== Requirement ==
Every line of the data below that holds the string "return" needs to be reported.

== Provided data ==
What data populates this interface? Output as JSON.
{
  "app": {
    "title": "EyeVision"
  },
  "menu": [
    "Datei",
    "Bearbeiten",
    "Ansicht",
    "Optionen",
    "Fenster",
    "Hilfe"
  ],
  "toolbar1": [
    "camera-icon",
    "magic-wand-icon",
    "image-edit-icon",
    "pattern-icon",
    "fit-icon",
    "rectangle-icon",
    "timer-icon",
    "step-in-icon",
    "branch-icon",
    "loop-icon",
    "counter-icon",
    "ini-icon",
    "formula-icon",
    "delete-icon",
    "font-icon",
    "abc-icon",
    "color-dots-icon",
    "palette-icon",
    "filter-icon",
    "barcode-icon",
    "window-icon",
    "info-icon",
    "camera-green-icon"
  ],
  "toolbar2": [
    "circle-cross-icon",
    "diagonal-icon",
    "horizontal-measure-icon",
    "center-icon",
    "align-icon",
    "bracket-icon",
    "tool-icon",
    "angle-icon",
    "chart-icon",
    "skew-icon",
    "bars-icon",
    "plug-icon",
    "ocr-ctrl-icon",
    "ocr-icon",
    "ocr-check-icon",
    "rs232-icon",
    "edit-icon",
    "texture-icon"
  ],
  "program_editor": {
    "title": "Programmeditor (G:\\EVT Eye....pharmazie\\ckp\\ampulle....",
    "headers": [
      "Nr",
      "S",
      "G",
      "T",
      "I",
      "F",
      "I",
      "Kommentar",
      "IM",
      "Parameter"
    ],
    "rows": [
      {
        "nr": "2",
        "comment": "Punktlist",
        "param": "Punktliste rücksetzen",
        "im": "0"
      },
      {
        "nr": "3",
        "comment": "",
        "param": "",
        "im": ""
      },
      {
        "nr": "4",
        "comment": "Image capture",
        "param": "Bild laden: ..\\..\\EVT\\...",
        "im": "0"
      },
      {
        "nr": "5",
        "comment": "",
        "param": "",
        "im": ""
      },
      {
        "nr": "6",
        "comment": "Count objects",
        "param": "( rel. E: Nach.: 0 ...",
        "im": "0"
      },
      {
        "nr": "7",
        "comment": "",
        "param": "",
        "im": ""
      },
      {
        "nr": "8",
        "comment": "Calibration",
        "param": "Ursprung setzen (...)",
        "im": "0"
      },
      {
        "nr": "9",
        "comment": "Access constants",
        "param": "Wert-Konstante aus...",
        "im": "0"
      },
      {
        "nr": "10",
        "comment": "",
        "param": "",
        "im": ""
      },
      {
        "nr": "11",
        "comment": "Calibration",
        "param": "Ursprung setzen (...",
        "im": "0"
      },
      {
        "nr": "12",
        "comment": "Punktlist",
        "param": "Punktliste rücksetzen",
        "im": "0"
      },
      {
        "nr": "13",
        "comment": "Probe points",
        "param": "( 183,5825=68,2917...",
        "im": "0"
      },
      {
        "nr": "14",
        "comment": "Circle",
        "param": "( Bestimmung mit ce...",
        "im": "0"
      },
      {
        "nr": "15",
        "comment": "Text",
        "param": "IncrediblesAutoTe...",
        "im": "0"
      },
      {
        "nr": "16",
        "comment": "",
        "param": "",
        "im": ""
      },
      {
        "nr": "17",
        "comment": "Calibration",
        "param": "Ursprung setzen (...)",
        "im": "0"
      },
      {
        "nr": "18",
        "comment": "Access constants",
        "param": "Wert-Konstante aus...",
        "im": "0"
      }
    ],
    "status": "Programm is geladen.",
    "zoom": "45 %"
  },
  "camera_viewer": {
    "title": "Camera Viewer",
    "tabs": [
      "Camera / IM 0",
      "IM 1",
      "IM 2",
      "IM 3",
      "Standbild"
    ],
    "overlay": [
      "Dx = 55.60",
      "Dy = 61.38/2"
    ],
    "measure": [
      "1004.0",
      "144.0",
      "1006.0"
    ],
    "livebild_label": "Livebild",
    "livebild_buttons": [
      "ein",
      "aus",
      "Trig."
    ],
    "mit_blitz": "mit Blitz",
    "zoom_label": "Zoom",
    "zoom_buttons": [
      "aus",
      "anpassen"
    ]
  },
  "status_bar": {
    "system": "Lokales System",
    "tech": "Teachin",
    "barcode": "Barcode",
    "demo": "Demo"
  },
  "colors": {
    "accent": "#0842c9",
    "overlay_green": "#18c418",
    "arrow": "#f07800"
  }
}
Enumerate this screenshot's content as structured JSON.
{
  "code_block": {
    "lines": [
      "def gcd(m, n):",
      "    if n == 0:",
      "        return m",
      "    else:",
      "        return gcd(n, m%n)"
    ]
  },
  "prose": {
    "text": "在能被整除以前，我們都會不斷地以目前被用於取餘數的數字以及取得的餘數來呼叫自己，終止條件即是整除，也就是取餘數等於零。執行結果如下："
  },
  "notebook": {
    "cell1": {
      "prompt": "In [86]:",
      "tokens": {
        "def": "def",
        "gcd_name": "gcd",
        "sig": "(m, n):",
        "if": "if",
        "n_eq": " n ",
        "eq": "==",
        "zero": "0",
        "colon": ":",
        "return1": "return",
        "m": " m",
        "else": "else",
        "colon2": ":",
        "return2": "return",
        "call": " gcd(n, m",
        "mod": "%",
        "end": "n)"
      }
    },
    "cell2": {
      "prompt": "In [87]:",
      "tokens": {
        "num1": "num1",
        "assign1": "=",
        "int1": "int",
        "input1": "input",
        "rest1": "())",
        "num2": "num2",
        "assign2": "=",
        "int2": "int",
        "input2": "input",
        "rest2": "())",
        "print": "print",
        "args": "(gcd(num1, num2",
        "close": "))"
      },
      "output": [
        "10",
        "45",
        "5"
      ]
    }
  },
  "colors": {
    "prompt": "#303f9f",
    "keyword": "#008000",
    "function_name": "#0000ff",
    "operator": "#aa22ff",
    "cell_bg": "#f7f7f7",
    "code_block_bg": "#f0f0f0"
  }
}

== Response below ==
      "        return m",
      "        return gcd(n, m%n)"
        "return1": "return",
        "return2": "return",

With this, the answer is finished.